§ **INPUT MATERIAL**
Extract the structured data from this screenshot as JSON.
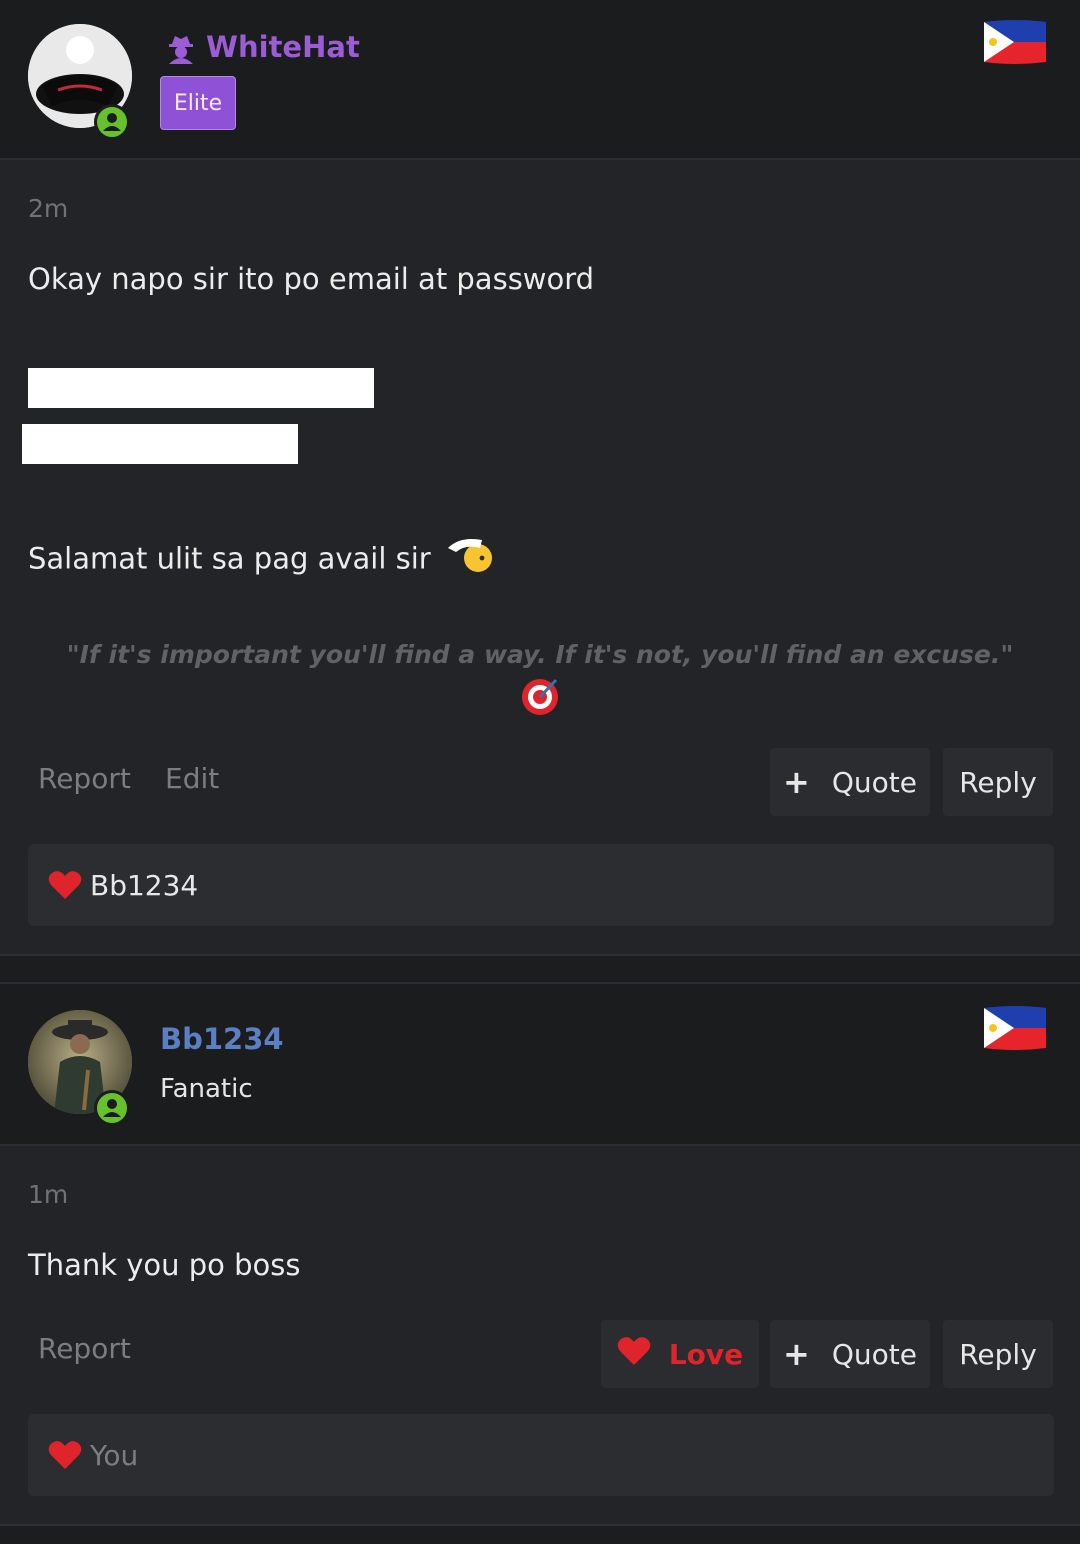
{
  "posts": [
    {
      "username": "WhiteHat",
      "username_color": "#9b5cd6",
      "rank": "Elite",
      "rank_color": "#8f52d6",
      "timestamp": "2m",
      "message_line1": "Okay napo sir ito po email at password",
      "message_line2": "Salamat ulit sa pag avail sir",
      "signature": "\"If it's important you'll find a way. If it's not, you'll find an excuse.\"",
      "actions": {
        "report": "Report",
        "edit": "Edit",
        "quote": "Quote",
        "reply": "Reply"
      },
      "reactions_by": "Bb1234"
    },
    {
      "username": "Bb1234",
      "username_color": "#5a7fc2",
      "rank": "Fanatic",
      "timestamp": "1m",
      "message_line1": "Thank you po boss",
      "actions": {
        "report": "Report",
        "love": "Love",
        "quote": "Quote",
        "reply": "Reply"
      },
      "reactions_by": "You"
    }
  ],
  "colors": {
    "online": "#67c12c",
    "love": "#e0242b"
  }
}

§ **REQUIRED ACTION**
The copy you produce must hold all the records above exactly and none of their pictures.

§ **OUTPUT FOR THIS TASK**
Extract the structured data from this screenshot as JSON.
{
  "posts": [
    {
      "username": "WhiteHat",
      "username_color": "#9b5cd6",
      "rank": "Elite",
      "rank_color": "#8f52d6",
      "timestamp": "2m",
      "message_line1": "Okay napo sir ito po email at password",
      "message_line2": "Salamat ulit sa pag avail sir",
      "signature": "\"If it's important you'll find a way. If it's not, you'll find an excuse.\"",
      "actions": {
        "report": "Report",
        "edit": "Edit",
        "quote": "Quote",
        "reply": "Reply"
      },
      "reactions_by": "Bb1234"
    },
    {
      "username": "Bb1234",
      "username_color": "#5a7fc2",
      "rank": "Fanatic",
      "timestamp": "1m",
      "message_line1": "Thank you po boss",
      "actions": {
        "report": "Report",
        "love": "Love",
        "quote": "Quote",
        "reply": "Reply"
      },
      "reactions_by": "You"
    }
  ],
  "colors": {
    "online": "#67c12c",
    "love": "#e0242b"
  }
}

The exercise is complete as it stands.